Compute how many lines in the entries below include the string "this". Only the number is wanted.

BEGIN DATA EXTRACT

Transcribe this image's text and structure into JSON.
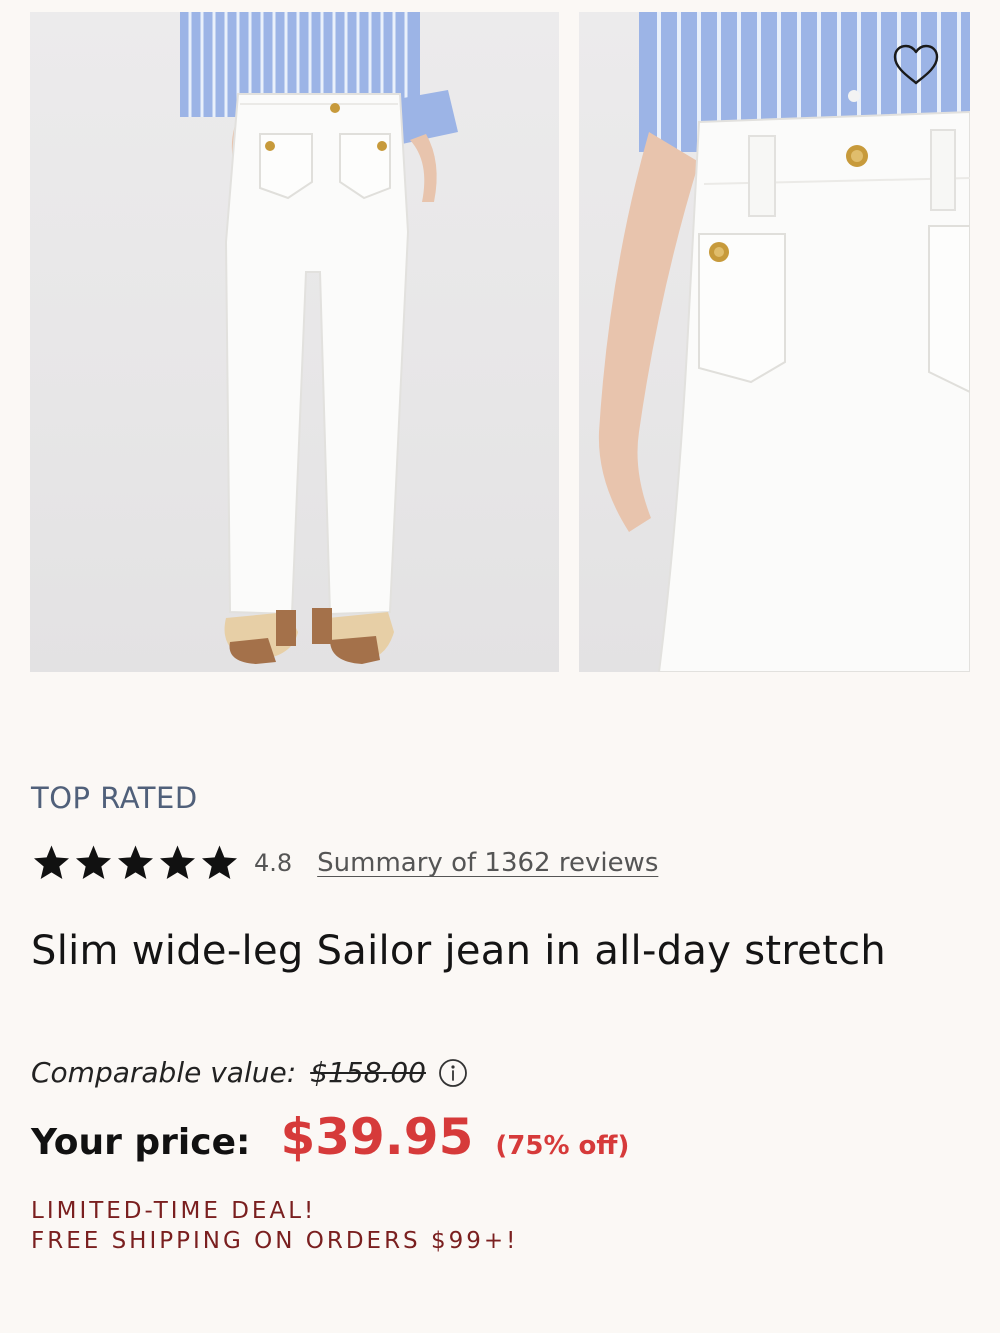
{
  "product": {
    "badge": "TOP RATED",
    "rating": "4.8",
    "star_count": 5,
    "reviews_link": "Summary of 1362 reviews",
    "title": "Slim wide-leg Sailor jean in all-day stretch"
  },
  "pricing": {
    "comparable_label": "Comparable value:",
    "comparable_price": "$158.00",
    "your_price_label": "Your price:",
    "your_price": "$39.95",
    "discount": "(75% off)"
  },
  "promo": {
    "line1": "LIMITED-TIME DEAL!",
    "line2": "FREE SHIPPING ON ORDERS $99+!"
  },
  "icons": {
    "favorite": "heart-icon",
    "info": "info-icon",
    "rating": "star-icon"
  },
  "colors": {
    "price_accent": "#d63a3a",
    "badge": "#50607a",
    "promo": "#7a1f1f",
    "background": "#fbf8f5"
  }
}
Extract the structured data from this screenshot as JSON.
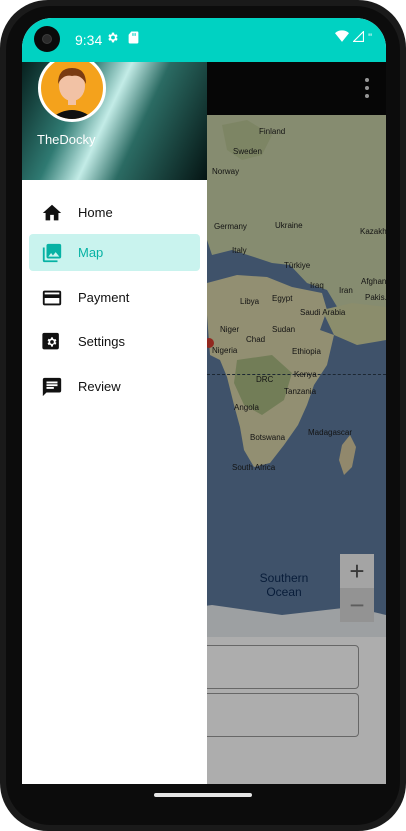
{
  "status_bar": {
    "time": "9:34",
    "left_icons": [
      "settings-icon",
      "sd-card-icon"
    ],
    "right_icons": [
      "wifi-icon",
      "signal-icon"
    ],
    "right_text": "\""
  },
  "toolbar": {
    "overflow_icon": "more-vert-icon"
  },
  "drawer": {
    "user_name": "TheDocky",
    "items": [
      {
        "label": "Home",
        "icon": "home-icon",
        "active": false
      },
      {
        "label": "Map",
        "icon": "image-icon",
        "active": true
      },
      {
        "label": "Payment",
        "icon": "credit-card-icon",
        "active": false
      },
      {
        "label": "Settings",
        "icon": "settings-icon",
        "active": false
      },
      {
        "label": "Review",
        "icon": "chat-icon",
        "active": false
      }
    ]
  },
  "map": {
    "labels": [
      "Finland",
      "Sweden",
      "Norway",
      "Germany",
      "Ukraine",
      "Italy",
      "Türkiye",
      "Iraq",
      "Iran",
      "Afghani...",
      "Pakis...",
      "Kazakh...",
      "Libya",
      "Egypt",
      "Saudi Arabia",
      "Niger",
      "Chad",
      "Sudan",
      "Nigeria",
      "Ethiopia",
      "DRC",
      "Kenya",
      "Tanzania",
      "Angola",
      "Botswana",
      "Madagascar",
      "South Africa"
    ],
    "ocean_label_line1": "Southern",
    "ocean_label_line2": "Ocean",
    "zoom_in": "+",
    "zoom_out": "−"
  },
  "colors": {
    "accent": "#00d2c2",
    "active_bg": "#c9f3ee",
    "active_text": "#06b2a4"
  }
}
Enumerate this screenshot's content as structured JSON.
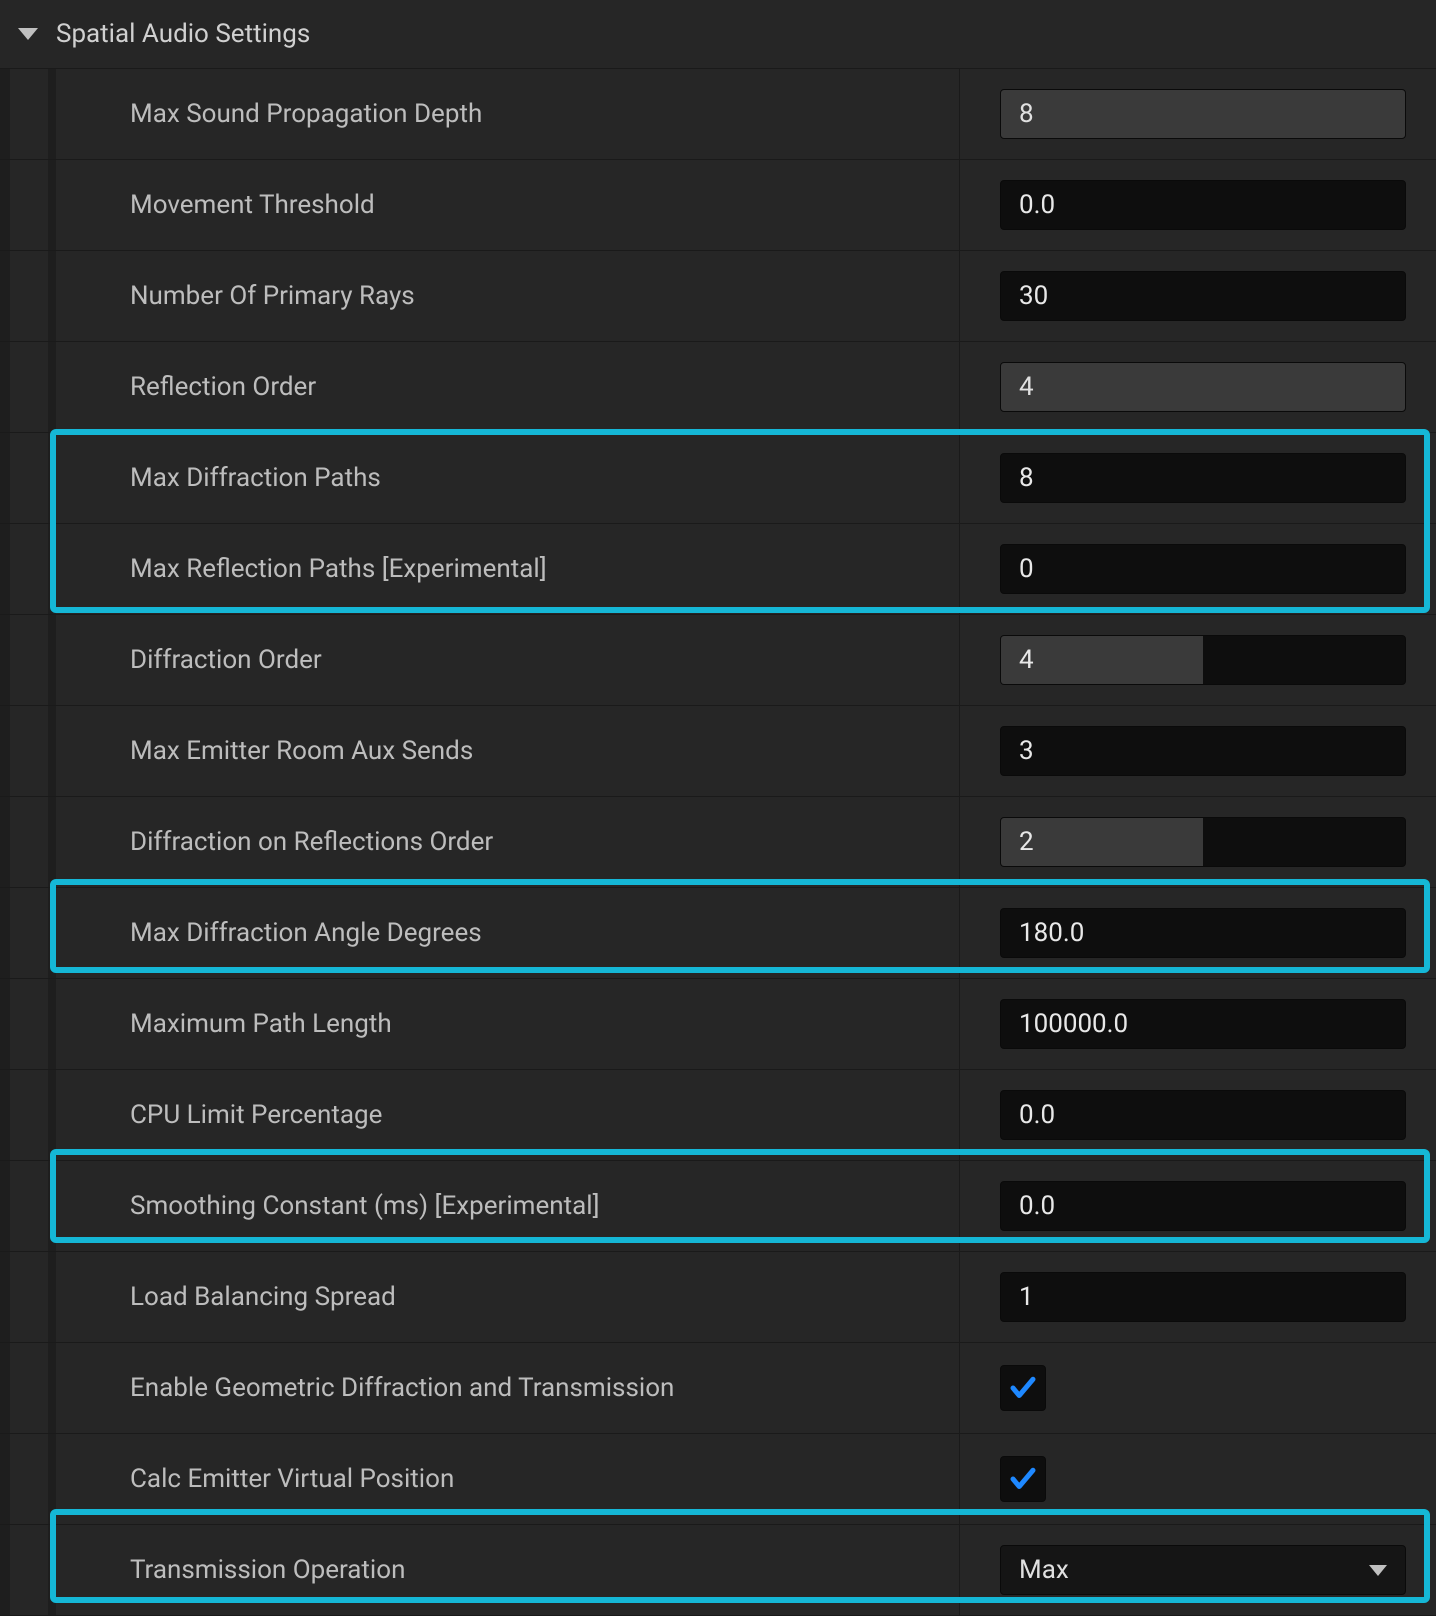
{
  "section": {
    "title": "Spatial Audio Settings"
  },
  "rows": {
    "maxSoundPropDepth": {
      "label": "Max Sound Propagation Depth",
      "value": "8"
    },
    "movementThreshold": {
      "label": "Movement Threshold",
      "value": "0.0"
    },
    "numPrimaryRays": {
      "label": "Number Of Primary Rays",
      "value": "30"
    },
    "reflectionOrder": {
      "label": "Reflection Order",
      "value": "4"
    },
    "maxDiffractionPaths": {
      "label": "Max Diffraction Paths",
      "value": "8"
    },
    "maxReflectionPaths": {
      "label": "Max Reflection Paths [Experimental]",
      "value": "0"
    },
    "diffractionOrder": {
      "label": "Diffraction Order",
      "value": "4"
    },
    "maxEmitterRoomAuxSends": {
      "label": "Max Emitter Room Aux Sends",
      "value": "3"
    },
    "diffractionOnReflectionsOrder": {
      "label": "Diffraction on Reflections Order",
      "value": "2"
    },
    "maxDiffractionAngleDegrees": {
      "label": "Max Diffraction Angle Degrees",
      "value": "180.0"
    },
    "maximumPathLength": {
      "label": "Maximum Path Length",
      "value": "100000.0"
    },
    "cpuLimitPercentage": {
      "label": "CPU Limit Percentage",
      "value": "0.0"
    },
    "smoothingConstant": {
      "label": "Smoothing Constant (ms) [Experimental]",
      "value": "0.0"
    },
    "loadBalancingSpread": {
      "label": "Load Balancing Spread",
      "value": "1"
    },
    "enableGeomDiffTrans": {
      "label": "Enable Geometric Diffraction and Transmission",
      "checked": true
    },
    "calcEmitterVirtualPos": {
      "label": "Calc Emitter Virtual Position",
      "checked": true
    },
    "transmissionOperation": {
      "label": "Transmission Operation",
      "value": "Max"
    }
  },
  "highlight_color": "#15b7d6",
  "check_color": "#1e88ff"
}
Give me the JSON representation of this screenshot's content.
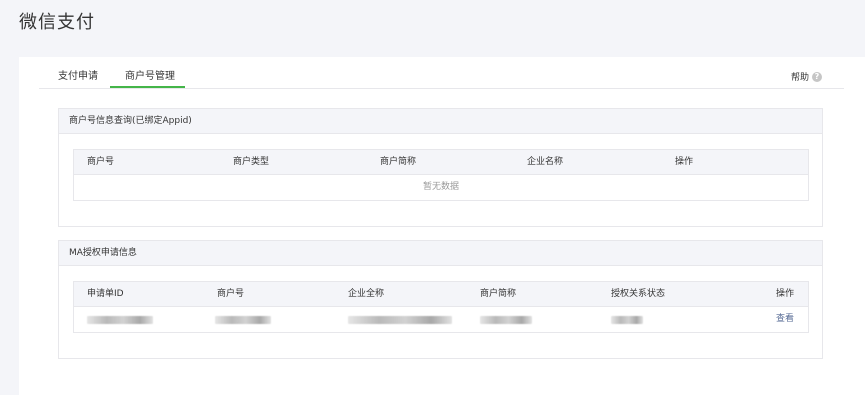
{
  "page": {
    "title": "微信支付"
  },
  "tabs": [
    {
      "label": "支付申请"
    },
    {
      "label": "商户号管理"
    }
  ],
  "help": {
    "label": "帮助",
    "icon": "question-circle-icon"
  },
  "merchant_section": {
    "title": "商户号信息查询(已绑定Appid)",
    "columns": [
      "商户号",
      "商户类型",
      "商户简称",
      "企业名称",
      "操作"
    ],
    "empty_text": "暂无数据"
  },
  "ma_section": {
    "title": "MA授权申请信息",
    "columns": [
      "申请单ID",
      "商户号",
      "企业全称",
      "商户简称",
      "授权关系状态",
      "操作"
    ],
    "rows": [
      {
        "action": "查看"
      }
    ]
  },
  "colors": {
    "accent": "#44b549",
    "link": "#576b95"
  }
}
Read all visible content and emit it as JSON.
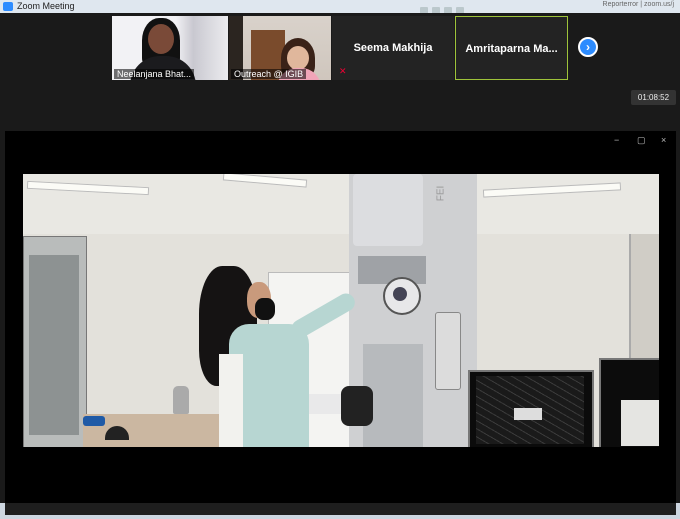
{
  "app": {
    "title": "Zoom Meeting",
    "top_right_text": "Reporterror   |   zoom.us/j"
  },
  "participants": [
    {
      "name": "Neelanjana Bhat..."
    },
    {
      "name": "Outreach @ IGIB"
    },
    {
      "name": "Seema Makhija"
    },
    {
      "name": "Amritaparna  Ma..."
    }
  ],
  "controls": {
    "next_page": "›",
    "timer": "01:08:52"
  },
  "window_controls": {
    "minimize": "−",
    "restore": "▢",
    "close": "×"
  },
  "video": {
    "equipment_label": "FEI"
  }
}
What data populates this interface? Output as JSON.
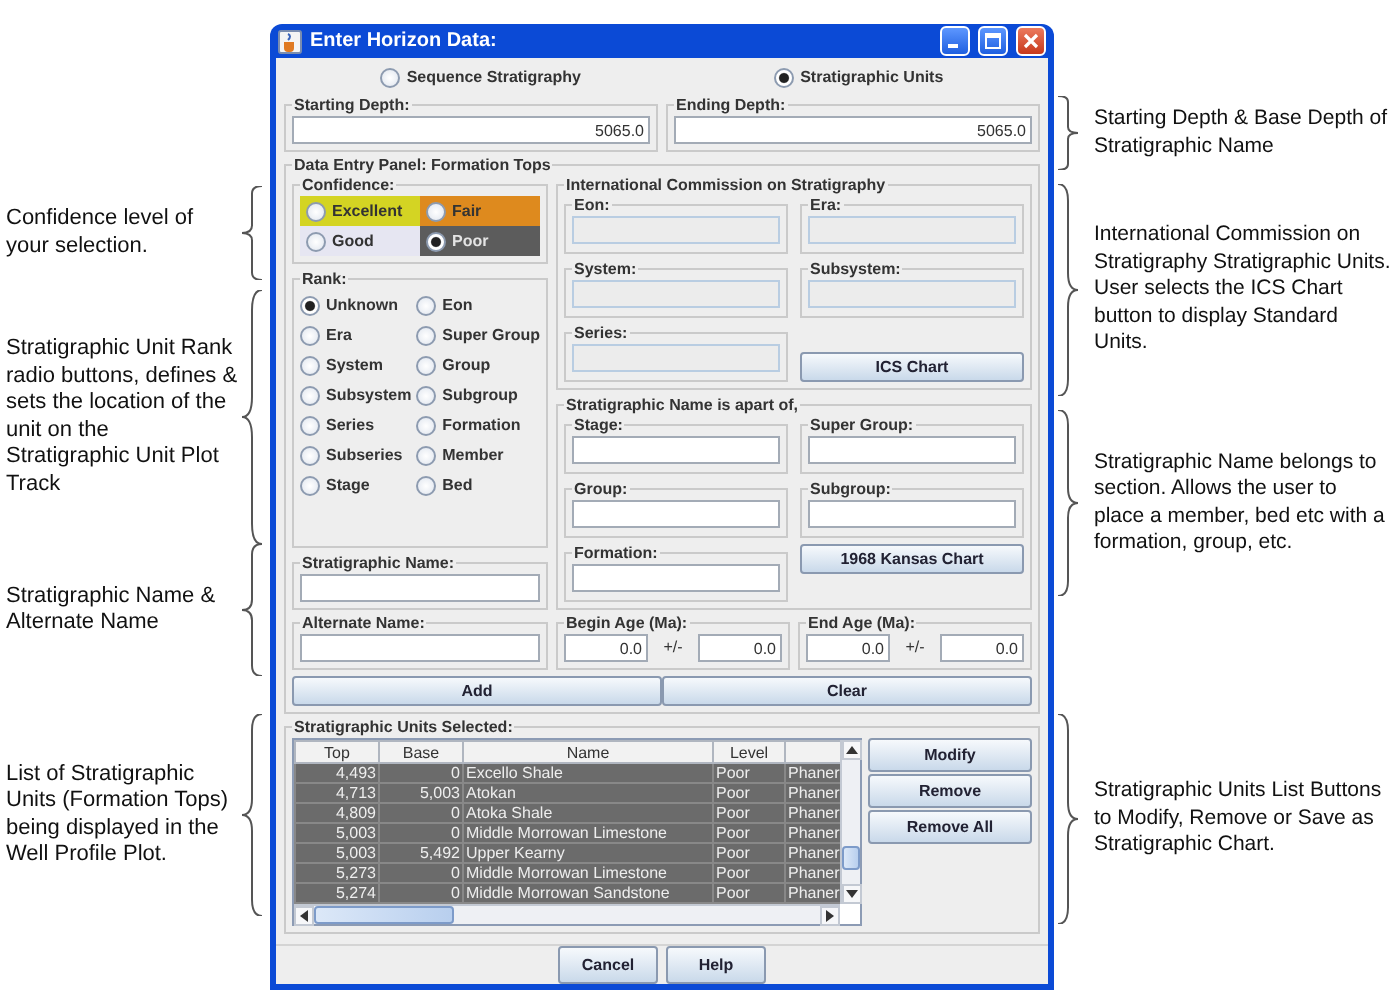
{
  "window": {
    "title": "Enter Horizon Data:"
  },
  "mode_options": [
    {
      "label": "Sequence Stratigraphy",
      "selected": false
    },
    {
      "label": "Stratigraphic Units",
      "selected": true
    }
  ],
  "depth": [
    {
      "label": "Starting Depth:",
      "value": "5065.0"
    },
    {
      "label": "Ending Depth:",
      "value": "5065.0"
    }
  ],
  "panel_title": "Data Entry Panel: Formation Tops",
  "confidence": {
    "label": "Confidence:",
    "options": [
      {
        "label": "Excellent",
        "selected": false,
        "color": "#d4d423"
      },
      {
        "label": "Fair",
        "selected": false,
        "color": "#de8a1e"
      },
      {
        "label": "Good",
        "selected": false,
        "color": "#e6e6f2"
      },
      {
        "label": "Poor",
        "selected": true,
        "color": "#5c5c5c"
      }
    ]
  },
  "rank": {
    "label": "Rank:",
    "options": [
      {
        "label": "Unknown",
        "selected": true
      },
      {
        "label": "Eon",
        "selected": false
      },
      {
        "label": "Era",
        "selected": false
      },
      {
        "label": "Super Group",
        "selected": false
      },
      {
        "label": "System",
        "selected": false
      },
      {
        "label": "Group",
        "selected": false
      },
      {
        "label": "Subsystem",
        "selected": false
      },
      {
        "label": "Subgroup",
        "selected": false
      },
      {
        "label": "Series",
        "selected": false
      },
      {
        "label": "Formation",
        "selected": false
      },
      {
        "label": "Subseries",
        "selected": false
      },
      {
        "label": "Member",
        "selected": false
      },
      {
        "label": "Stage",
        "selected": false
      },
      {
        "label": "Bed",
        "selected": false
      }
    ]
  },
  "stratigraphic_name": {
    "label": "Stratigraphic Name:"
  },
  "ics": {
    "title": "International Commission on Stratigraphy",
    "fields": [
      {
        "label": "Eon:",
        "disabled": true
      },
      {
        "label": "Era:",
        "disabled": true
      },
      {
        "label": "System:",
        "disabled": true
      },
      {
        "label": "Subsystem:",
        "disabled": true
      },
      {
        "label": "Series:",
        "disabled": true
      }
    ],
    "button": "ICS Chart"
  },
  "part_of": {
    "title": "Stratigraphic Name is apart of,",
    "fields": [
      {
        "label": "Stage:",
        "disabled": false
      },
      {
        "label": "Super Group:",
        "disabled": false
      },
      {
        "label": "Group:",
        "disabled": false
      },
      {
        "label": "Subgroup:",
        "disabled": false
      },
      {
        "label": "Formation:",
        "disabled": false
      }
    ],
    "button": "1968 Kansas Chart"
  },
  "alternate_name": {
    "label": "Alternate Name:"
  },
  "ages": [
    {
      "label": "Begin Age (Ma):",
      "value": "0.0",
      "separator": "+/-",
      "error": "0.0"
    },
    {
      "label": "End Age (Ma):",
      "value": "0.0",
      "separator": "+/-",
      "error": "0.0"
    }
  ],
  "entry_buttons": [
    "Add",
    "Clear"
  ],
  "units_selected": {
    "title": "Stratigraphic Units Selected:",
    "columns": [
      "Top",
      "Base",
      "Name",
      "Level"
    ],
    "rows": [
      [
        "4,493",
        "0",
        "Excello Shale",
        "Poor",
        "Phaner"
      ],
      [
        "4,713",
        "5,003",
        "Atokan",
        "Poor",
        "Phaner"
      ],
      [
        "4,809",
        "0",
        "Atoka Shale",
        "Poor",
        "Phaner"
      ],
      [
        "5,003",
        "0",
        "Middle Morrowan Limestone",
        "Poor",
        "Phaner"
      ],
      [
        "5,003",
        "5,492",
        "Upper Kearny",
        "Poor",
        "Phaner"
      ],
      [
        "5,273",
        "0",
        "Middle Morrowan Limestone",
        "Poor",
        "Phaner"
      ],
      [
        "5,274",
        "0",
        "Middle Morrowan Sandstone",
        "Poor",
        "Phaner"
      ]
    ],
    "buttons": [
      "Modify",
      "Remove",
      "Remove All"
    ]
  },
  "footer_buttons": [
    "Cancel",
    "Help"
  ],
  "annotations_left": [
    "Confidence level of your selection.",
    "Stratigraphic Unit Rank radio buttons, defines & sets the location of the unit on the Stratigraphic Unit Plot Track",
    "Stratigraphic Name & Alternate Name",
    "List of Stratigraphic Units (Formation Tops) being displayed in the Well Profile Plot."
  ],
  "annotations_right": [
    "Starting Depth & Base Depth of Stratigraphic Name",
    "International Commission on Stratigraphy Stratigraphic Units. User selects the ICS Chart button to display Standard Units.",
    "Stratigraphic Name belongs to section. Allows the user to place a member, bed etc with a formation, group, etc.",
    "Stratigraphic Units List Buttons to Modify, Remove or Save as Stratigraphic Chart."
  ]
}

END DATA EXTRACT

### FINISHED EXERCISE:
5